The European Union’s approach to trafficking in human beings is based on human rights and is gender-specific. It focuses on prevention, prosecution of criminals and protection of victims. This is reflected in the Directive 2011/36/EU on preventing and combating trafficking and protecting its victims and the new EU Strategy towards the eradication of trafficking in human beings adopted on 19 June 2012.
Given the political priority of trafficking in human beings, the European Commission appointed the EU Anti-Trafficking Coordinator who is providing the overall strategic policy orientation to improve coordination and coherence between EU Institutions and EU agencies as well with Member States and international actors. In December 2010, the European Commission launched an anti-trafficking policy website which has become a one-stop shop for practitioners providing an overview of EU measures addressing human trafficking.

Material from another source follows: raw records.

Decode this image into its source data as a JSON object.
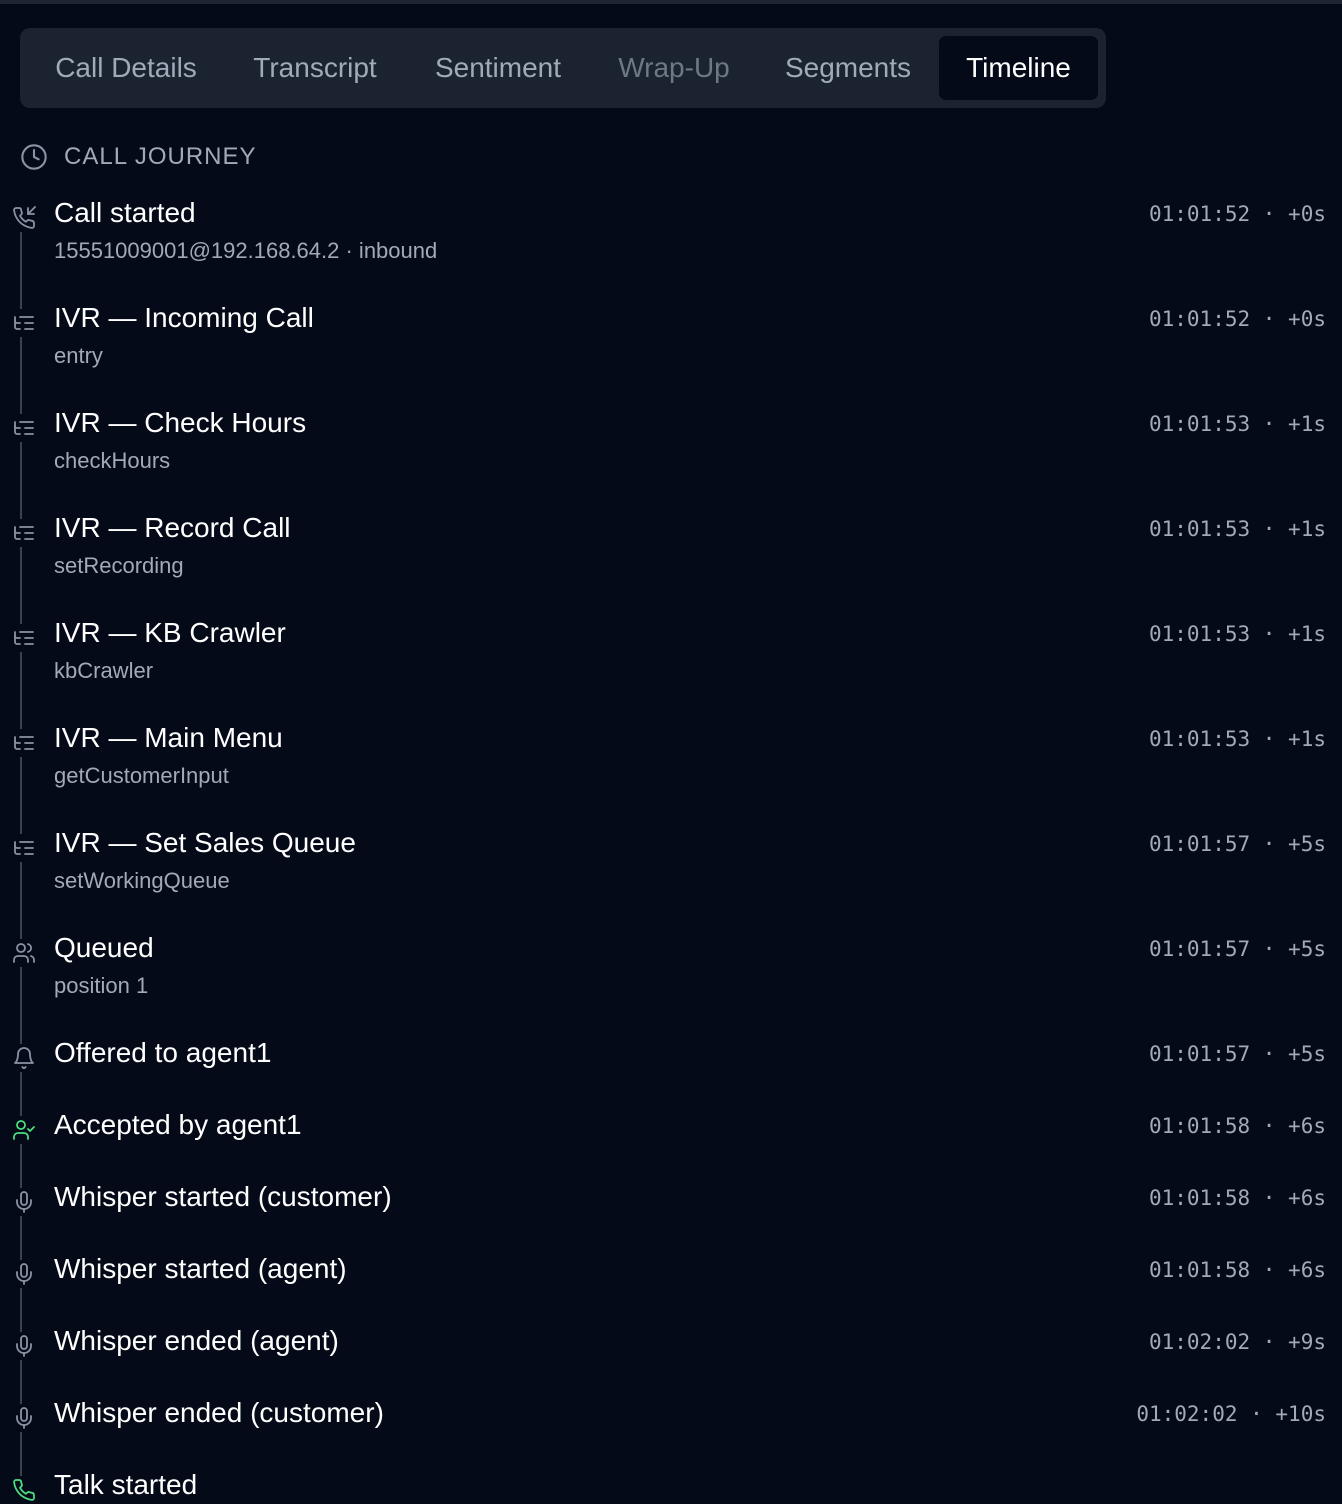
{
  "tabs": [
    {
      "label": "Call Details"
    },
    {
      "label": "Transcript"
    },
    {
      "label": "Sentiment"
    },
    {
      "label": "Wrap-Up"
    },
    {
      "label": "Segments"
    },
    {
      "label": "Timeline"
    }
  ],
  "active_tab": "Timeline",
  "disabled_tab": "Wrap-Up",
  "section": {
    "title": "CALL JOURNEY",
    "icon": "clock-icon"
  },
  "events": [
    {
      "title": "Call started",
      "sub": "15551009001@192.168.64.2 · inbound",
      "time": "01:01:52 · +0s",
      "icon": "phone-incoming-icon"
    },
    {
      "title": "IVR — Incoming Call",
      "sub": "entry",
      "time": "01:01:52 · +0s",
      "icon": "list-tree-icon"
    },
    {
      "title": "IVR — Check Hours",
      "sub": "checkHours",
      "time": "01:01:53 · +1s",
      "icon": "list-tree-icon"
    },
    {
      "title": "IVR — Record Call",
      "sub": "setRecording",
      "time": "01:01:53 · +1s",
      "icon": "list-tree-icon"
    },
    {
      "title": "IVR — KB Crawler",
      "sub": "kbCrawler",
      "time": "01:01:53 · +1s",
      "icon": "list-tree-icon"
    },
    {
      "title": "IVR — Main Menu",
      "sub": "getCustomerInput",
      "time": "01:01:53 · +1s",
      "icon": "list-tree-icon"
    },
    {
      "title": "IVR — Set Sales Queue",
      "sub": "setWorkingQueue",
      "time": "01:01:57 · +5s",
      "icon": "list-tree-icon"
    },
    {
      "title": "Queued",
      "sub": "position 1",
      "time": "01:01:57 · +5s",
      "icon": "users-icon"
    },
    {
      "title": "Offered to agent1",
      "sub": "",
      "time": "01:01:57 · +5s",
      "icon": "bell-icon"
    },
    {
      "title": "Accepted by agent1",
      "sub": "",
      "time": "01:01:58 · +6s",
      "icon": "user-check-icon"
    },
    {
      "title": "Whisper started (customer)",
      "sub": "",
      "time": "01:01:58 · +6s",
      "icon": "microphone-icon"
    },
    {
      "title": "Whisper started (agent)",
      "sub": "",
      "time": "01:01:58 · +6s",
      "icon": "microphone-icon"
    },
    {
      "title": "Whisper ended (agent)",
      "sub": "",
      "time": "01:02:02 · +9s",
      "icon": "microphone-icon"
    },
    {
      "title": "Whisper ended (customer)",
      "sub": "",
      "time": "01:02:02 · +10s",
      "icon": "microphone-icon"
    },
    {
      "title": "Talk started",
      "sub": "",
      "time": "",
      "icon": "phone-call-icon"
    }
  ],
  "colors": {
    "background": "#050a18",
    "tabbar": "#1c2330",
    "text": "#ffffff",
    "muted": "#a0aab8",
    "icon": "#8a93a3",
    "accent_green": "#4ade80"
  }
}
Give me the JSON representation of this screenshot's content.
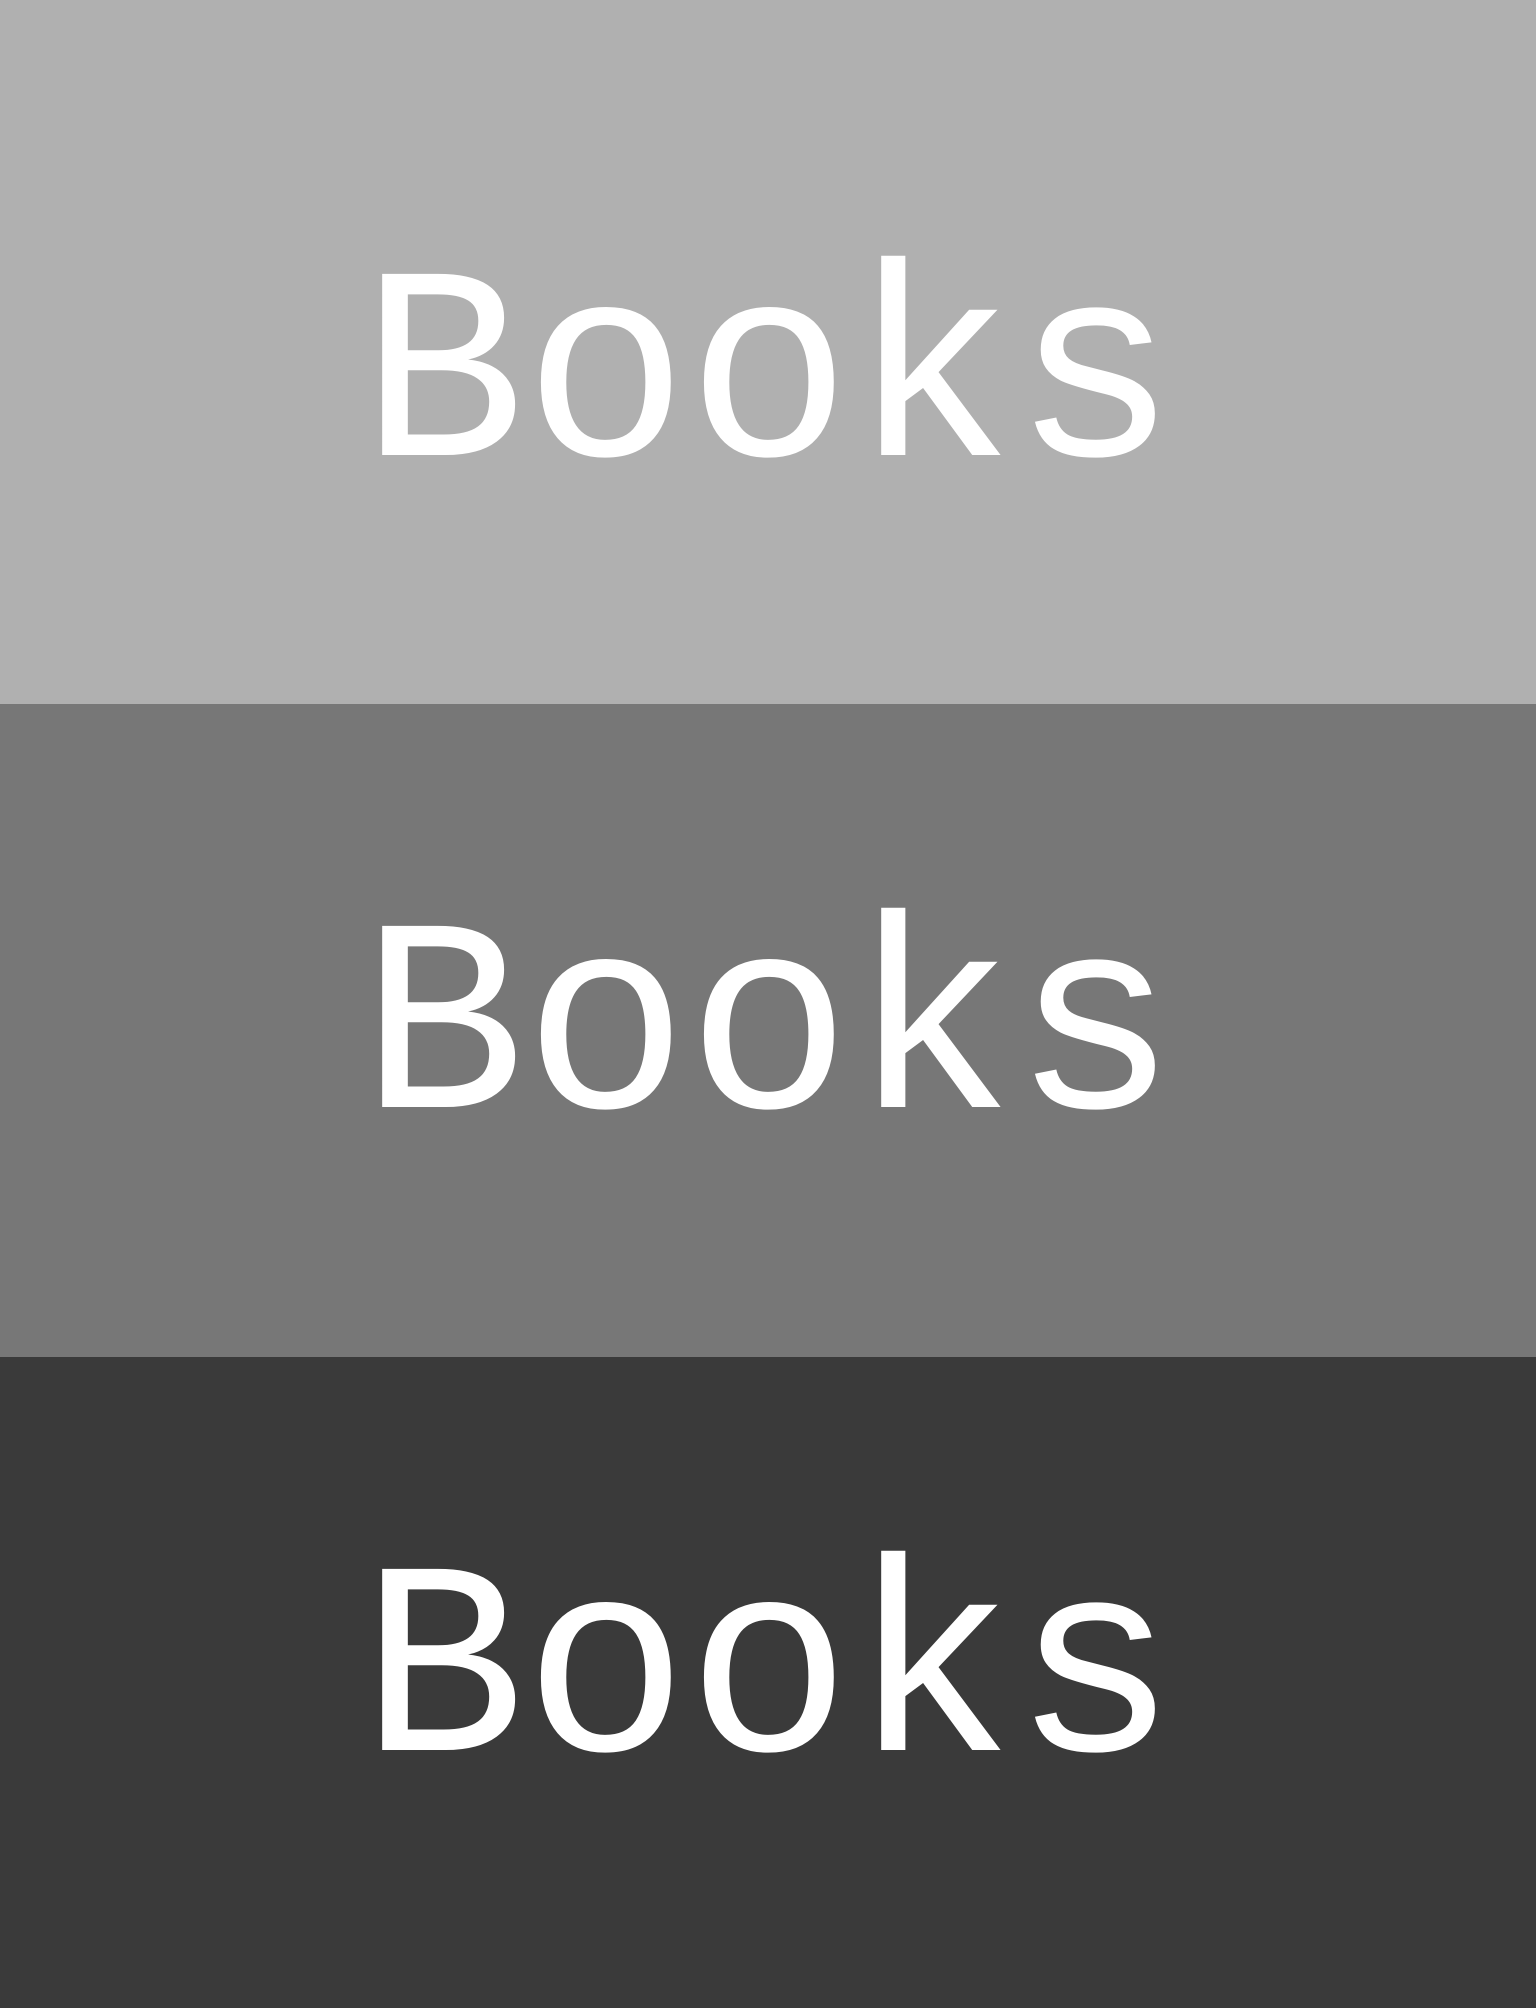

A number of EU cooperation programmes support the enactment, in our partner countries, of anti-trafficking legislation, investigation and prosecution as well as measures to combat all types of violence against children, young people and women. The projects contribute as well to analysing and addressing the underlying causes of human trafficking.
Child sexual abuse is among the most horrific of crimes. The internet, which has brought so many benefits to the lives of millions, has also facilitated child sexual abuse. Child pornography images circulate easily across jurisdictions, and can remain available on the internet forever. In 2011, the EU strengthened the legal framework in this field with the adoption of a Directive on child sexual abuse and exploitation, and child pornography and launched the European Financial Coalition including internet providers, banks and law enforcement to combat the production, distribution and sale of child pornography images on the internet.
We all have a responsibility to do more to address this deplorable crime, to identify child victims, and to prosecute offenders. These crimes are international in dimension. This is why the European Union and the United States of America are calling upon governments around the world to participate in building a Global Alliance against Child Sexual Abuse Online. Members of the Global Alliance will commit to take specific and concrete actions to implement four shared goals:
•Enhancing efforts to identify victims, and ensuring their assistance, support and protection;
•Advancing efforts to investigate and prosecute cases of child sexual abuse online;
•Increasing public awareness of the risks posed by children’s activities online; and
•Reducing the availability of child pornography online and the re-victimization of children.
We urge countries worldwide you to join us in this struggle to protect our children.
In closing, Mr. Chairman, may I reiterate our full support for the UN’s pivotal role in the development of effective strategies and measures in fighting transnational crime in all its forms and for the full respect and protection of human rights and fundamental freedoms in that context.
* Croatia, the former Yugoslav Republic of Macedonia, Montenegro and Serbia continue to be part of the Stabilisation and Association Process
† Iceland continues to be a member of the EFTA and of the European Economic Area